#### Directions
Among the lines of the records, find all that carry the word "icon" and copy them.

[[ Data shown open ]]

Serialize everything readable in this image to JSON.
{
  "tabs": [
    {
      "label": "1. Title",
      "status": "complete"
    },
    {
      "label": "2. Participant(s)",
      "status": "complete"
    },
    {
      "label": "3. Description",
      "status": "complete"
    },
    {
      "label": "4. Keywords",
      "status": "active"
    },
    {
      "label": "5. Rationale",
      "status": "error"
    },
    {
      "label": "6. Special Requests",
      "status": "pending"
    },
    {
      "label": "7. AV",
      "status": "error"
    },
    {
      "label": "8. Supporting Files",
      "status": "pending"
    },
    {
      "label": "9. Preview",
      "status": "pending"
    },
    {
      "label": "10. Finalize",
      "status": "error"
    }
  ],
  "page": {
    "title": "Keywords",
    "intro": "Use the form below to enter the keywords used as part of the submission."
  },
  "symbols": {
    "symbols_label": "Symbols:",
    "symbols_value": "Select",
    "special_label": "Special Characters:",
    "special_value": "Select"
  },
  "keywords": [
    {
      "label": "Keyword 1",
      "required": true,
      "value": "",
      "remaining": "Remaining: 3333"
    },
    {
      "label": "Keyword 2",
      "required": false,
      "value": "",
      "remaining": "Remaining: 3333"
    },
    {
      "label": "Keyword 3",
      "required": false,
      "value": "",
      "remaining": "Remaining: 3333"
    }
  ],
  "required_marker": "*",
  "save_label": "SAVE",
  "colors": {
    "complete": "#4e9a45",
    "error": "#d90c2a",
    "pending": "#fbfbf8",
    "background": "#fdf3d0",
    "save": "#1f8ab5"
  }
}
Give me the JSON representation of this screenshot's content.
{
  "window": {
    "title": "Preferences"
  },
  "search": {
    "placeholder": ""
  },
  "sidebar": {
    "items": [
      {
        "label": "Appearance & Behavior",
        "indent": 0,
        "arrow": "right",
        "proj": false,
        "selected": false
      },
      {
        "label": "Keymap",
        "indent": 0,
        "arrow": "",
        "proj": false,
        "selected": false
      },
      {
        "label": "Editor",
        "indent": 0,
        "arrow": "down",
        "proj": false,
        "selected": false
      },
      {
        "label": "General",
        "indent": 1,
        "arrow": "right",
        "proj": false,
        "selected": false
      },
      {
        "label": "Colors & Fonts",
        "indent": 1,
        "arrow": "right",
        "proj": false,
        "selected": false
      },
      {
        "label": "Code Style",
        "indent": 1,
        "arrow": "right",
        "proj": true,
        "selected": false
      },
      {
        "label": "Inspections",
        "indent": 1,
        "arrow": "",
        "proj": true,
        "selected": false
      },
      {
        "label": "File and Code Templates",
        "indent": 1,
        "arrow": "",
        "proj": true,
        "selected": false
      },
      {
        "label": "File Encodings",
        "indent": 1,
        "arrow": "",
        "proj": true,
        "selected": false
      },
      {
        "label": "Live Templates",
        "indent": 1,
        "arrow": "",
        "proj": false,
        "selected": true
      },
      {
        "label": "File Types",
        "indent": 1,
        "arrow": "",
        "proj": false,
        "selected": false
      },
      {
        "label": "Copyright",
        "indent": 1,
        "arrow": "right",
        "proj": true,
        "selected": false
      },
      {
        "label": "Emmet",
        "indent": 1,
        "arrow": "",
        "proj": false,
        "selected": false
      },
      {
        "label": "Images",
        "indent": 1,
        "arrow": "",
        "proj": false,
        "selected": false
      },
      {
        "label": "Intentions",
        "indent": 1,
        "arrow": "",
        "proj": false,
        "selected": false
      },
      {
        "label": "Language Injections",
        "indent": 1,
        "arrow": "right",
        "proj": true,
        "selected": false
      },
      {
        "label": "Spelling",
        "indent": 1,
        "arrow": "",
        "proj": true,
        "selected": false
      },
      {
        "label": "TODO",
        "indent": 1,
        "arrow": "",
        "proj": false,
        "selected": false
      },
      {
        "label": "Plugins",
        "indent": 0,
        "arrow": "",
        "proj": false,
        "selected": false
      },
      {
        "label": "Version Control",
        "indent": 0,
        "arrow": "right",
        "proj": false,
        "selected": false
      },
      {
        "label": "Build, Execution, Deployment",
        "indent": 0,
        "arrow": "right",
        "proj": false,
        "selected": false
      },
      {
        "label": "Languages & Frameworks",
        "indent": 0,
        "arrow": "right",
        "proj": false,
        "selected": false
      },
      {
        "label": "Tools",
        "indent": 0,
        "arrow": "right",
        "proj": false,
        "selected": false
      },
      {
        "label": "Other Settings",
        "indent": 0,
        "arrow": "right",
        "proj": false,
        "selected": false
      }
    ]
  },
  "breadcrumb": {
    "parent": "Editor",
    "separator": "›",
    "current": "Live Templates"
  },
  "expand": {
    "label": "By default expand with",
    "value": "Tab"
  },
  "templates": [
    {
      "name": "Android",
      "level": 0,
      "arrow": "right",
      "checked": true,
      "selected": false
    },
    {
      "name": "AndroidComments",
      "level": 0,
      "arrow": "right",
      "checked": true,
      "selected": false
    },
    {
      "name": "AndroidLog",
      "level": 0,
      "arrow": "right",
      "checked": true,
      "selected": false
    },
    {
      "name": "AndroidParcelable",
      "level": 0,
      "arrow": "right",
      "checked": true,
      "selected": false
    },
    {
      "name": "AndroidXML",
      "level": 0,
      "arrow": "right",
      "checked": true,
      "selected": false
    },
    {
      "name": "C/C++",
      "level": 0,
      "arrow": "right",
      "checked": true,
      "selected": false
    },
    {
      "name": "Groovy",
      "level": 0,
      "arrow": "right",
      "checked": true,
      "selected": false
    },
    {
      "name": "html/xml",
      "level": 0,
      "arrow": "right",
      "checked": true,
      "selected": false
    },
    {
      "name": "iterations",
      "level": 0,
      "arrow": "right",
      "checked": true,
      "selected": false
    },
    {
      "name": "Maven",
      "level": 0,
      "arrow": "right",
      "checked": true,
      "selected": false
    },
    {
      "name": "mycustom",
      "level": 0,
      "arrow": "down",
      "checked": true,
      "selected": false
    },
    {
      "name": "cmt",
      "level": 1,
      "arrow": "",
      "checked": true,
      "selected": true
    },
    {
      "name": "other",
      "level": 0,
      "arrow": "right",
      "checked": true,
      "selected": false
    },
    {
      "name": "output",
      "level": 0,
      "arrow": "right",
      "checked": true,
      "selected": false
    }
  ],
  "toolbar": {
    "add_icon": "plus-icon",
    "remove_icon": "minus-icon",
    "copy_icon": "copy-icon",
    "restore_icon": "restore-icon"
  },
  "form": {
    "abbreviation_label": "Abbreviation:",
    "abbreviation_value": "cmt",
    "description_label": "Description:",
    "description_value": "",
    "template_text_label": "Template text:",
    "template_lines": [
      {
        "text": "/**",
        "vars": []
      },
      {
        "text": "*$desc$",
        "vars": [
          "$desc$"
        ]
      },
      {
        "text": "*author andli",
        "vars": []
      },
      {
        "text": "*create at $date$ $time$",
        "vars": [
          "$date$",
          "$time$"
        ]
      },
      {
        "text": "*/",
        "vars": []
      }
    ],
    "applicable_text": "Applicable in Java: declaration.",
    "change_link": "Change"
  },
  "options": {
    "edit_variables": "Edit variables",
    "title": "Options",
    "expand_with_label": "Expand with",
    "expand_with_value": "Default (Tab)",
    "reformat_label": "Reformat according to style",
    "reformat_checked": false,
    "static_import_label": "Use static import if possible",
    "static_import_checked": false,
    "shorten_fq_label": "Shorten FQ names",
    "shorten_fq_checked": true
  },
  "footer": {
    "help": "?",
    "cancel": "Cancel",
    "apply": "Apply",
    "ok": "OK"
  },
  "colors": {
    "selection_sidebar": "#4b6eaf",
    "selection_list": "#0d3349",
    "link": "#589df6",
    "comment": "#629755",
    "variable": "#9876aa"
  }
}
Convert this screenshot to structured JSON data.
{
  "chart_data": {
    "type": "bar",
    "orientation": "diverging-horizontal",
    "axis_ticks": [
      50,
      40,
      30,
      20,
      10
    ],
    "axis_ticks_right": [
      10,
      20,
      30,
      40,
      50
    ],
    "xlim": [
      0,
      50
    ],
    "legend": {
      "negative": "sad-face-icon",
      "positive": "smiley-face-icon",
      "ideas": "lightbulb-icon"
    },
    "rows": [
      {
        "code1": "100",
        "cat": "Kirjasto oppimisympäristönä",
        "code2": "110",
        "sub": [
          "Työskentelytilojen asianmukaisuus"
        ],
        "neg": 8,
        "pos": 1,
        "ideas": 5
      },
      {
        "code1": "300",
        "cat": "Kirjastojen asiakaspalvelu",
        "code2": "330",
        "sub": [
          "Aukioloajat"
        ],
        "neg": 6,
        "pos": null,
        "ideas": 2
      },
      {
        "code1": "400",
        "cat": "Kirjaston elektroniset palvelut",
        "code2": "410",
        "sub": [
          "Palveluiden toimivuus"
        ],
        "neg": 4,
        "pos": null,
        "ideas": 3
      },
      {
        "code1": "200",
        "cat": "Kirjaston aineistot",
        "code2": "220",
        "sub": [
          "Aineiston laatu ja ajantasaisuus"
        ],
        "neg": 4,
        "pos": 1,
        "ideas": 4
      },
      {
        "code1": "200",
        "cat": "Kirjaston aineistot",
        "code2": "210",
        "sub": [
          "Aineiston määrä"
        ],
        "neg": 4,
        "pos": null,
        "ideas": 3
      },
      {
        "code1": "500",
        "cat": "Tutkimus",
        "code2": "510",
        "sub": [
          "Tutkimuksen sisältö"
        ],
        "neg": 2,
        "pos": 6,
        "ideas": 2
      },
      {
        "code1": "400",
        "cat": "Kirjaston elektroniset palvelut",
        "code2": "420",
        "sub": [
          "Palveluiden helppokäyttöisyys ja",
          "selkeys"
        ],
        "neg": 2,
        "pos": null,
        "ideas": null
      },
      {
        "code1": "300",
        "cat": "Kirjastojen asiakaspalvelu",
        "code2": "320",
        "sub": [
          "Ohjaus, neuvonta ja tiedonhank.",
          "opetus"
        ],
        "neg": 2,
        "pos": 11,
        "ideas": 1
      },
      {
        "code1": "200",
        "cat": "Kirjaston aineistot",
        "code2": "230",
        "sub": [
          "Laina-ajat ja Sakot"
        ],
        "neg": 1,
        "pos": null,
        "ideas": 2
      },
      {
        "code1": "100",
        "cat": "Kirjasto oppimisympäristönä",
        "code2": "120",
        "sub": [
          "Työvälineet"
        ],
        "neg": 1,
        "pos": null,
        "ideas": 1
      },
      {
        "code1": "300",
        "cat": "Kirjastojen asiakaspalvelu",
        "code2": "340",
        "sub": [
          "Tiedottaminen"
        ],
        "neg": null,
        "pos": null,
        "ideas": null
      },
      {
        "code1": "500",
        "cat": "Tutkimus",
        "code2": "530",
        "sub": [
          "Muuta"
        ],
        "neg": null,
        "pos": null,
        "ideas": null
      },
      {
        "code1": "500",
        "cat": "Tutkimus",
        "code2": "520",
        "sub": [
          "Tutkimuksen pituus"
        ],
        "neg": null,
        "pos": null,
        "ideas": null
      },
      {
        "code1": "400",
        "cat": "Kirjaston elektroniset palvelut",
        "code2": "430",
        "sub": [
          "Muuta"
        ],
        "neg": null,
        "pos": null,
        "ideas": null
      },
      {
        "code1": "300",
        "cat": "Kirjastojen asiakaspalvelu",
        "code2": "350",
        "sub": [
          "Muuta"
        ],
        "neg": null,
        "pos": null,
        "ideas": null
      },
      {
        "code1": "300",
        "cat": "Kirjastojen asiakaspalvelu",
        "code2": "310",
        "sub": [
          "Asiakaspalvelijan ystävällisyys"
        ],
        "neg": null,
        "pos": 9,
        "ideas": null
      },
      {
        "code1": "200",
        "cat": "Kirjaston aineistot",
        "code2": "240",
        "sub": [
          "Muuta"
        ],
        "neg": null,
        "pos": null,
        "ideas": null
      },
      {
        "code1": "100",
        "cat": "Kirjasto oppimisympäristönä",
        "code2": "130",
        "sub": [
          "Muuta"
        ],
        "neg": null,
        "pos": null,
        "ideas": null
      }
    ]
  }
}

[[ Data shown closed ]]

#### Expected output
    "add_icon": "plus-icon",
    "remove_icon": "minus-icon",
    "copy_icon": "copy-icon",
    "restore_icon": "restore-icon"
      "negative": "sad-face-icon",
      "positive": "smiley-face-icon",
      "ideas": "lightbulb-icon"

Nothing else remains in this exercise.